[Items listed in a dataset]

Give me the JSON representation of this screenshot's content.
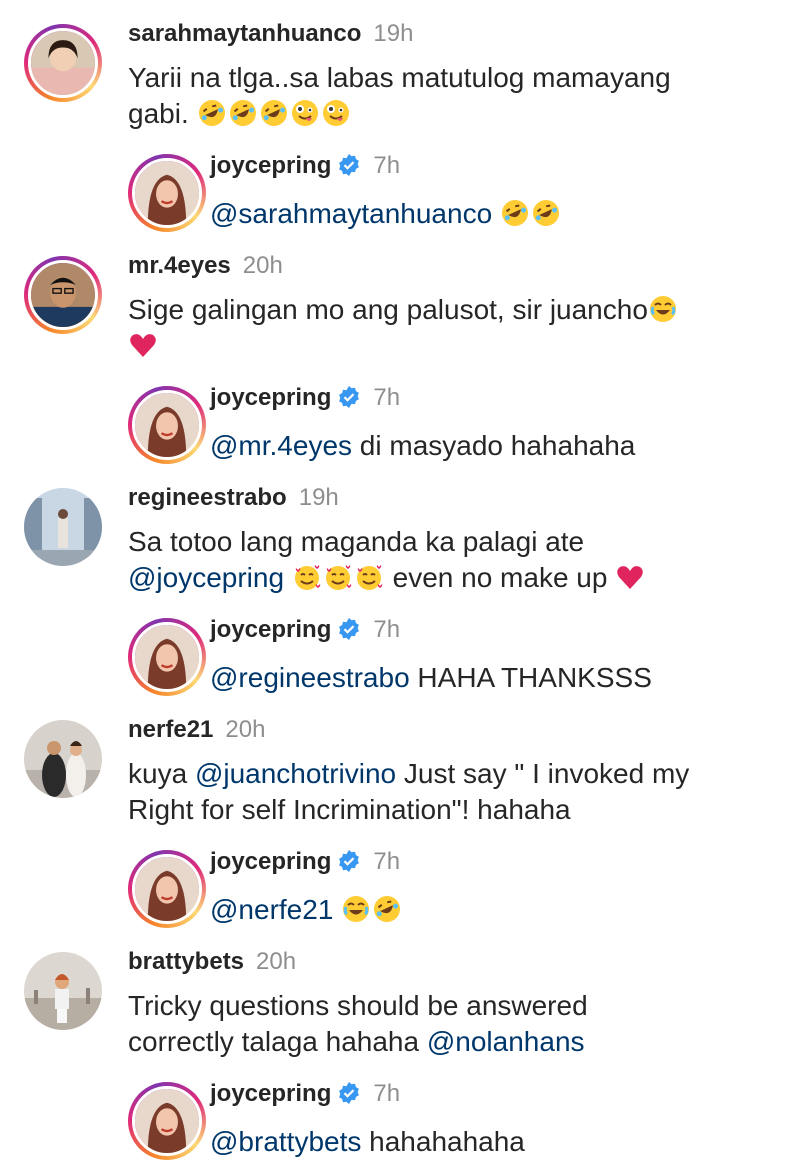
{
  "comments": [
    {
      "username": "sarahmaytanhuanco",
      "time": "19h",
      "line1": "Yarii na tlga..sa labas matutulog mamayang",
      "line2": "gabi.",
      "reply": {
        "username": "joycepring",
        "time": "7h",
        "mention": "@sarahmaytanhuanco",
        "text": ""
      }
    },
    {
      "username": "mr.4eyes",
      "time": "20h",
      "line1": "Sige galingan mo ang palusot, sir juancho",
      "reply": {
        "username": "joycepring",
        "time": "7h",
        "mention": "@mr.4eyes",
        "text": " di masyado hahahaha"
      }
    },
    {
      "username": "regineestrabo",
      "time": "19h",
      "line1": "Sa totoo lang maganda ka palagi ate",
      "mention": "@joycepring",
      "line2_after": " even no make up",
      "reply": {
        "username": "joycepring",
        "time": "7h",
        "mention": "@regineestrabo",
        "text": " HAHA THANKSSS"
      }
    },
    {
      "username": "nerfe21",
      "time": "20h",
      "prefix": "kuya ",
      "mention": "@juanchotrivino",
      "line1_after": " Just say \" I invoked my",
      "line2": "Right for self Incrimination\"! hahaha",
      "reply": {
        "username": "joycepring",
        "time": "7h",
        "mention": "@nerfe21",
        "text": ""
      }
    },
    {
      "username": "brattybets",
      "time": "20h",
      "line1": "Tricky questions should be answered",
      "line2": "correctly talaga hahaha ",
      "mention": "@nolanhans",
      "reply": {
        "username": "joycepring",
        "time": "7h",
        "mention": "@brattybets",
        "text": " hahahahaha"
      }
    }
  ],
  "icons": {
    "verified": "verified-badge-icon",
    "rofl": "rolling-on-floor-laughing-emoji",
    "zany": "zany-face-emoji",
    "joy": "face-with-tears-of-joy-emoji",
    "hearts": "smiling-face-with-hearts-emoji",
    "heart": "red-heart-emoji"
  },
  "colors": {
    "mention": "#00376b",
    "verified": "#3897f0",
    "heart": "#e0245e",
    "emoji": "#ffcc33"
  }
}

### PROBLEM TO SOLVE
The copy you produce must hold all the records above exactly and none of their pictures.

### EXERCISE RESULT
Give me the JSON representation of this screenshot's content.
{
  "comments": [
    {
      "username": "sarahmaytanhuanco",
      "time": "19h",
      "line1": "Yarii na tlga..sa labas matutulog mamayang",
      "line2": "gabi.",
      "reply": {
        "username": "joycepring",
        "time": "7h",
        "mention": "@sarahmaytanhuanco",
        "text": ""
      }
    },
    {
      "username": "mr.4eyes",
      "time": "20h",
      "line1": "Sige galingan mo ang palusot, sir juancho",
      "reply": {
        "username": "joycepring",
        "time": "7h",
        "mention": "@mr.4eyes",
        "text": " di masyado hahahaha"
      }
    },
    {
      "username": "regineestrabo",
      "time": "19h",
      "line1": "Sa totoo lang maganda ka palagi ate",
      "mention": "@joycepring",
      "line2_after": " even no make up",
      "reply": {
        "username": "joycepring",
        "time": "7h",
        "mention": "@regineestrabo",
        "text": " HAHA THANKSSS"
      }
    },
    {
      "username": "nerfe21",
      "time": "20h",
      "prefix": "kuya ",
      "mention": "@juanchotrivino",
      "line1_after": " Just say \" I invoked my",
      "line2": "Right for self Incrimination\"! hahaha",
      "reply": {
        "username": "joycepring",
        "time": "7h",
        "mention": "@nerfe21",
        "text": ""
      }
    },
    {
      "username": "brattybets",
      "time": "20h",
      "line1": "Tricky questions should be answered",
      "line2": "correctly talaga hahaha ",
      "mention": "@nolanhans",
      "reply": {
        "username": "joycepring",
        "time": "7h",
        "mention": "@brattybets",
        "text": " hahahahaha"
      }
    }
  ],
  "icons": {
    "verified": "verified-badge-icon",
    "rofl": "rolling-on-floor-laughing-emoji",
    "zany": "zany-face-emoji",
    "joy": "face-with-tears-of-joy-emoji",
    "hearts": "smiling-face-with-hearts-emoji",
    "heart": "red-heart-emoji"
  },
  "colors": {
    "mention": "#00376b",
    "verified": "#3897f0",
    "heart": "#e0245e",
    "emoji": "#ffcc33"
  }
}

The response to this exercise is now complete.